[[ Data shown open ]]
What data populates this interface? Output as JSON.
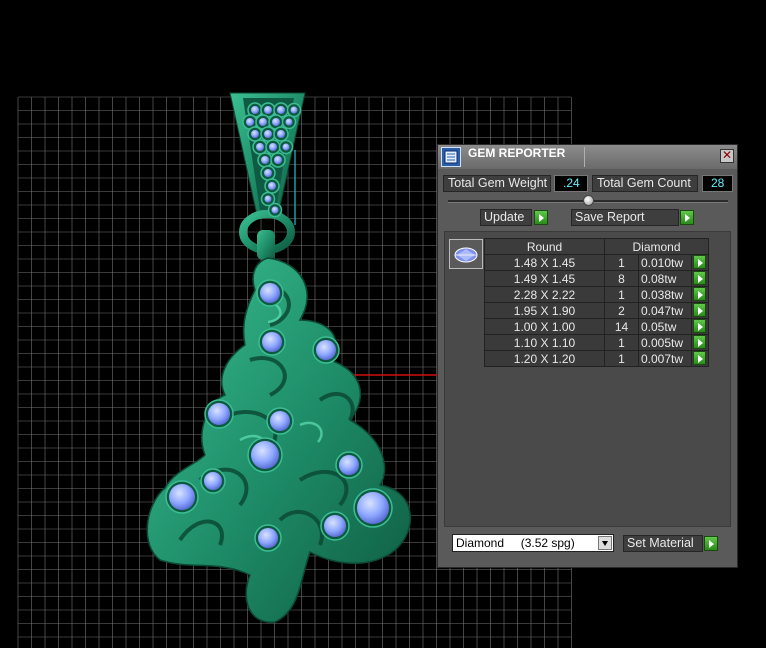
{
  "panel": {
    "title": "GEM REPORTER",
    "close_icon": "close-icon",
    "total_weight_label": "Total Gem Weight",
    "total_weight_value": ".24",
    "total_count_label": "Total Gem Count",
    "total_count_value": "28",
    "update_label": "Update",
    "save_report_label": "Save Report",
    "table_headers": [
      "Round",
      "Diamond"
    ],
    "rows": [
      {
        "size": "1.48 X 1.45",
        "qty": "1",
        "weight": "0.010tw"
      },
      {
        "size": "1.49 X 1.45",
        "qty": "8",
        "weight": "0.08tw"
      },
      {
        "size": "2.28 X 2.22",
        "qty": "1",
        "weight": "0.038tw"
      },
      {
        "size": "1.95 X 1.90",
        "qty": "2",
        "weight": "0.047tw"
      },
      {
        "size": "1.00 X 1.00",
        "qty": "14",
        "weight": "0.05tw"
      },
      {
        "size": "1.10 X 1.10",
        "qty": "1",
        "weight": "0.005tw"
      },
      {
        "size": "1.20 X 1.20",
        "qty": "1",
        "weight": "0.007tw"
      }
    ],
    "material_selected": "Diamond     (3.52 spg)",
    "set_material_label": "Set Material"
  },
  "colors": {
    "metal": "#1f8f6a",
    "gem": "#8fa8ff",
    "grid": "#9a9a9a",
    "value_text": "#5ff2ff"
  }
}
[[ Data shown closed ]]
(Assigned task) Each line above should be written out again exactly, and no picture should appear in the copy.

(Exercise result)
What data populates this interface? Output as JSON.
{
  "panel": {
    "title": "GEM REPORTER",
    "close_icon": "close-icon",
    "total_weight_label": "Total Gem Weight",
    "total_weight_value": ".24",
    "total_count_label": "Total Gem Count",
    "total_count_value": "28",
    "update_label": "Update",
    "save_report_label": "Save Report",
    "table_headers": [
      "Round",
      "Diamond"
    ],
    "rows": [
      {
        "size": "1.48 X 1.45",
        "qty": "1",
        "weight": "0.010tw"
      },
      {
        "size": "1.49 X 1.45",
        "qty": "8",
        "weight": "0.08tw"
      },
      {
        "size": "2.28 X 2.22",
        "qty": "1",
        "weight": "0.038tw"
      },
      {
        "size": "1.95 X 1.90",
        "qty": "2",
        "weight": "0.047tw"
      },
      {
        "size": "1.00 X 1.00",
        "qty": "14",
        "weight": "0.05tw"
      },
      {
        "size": "1.10 X 1.10",
        "qty": "1",
        "weight": "0.005tw"
      },
      {
        "size": "1.20 X 1.20",
        "qty": "1",
        "weight": "0.007tw"
      }
    ],
    "material_selected": "Diamond     (3.52 spg)",
    "set_material_label": "Set Material"
  },
  "colors": {
    "metal": "#1f8f6a",
    "gem": "#8fa8ff",
    "grid": "#9a9a9a",
    "value_text": "#5ff2ff"
  }
}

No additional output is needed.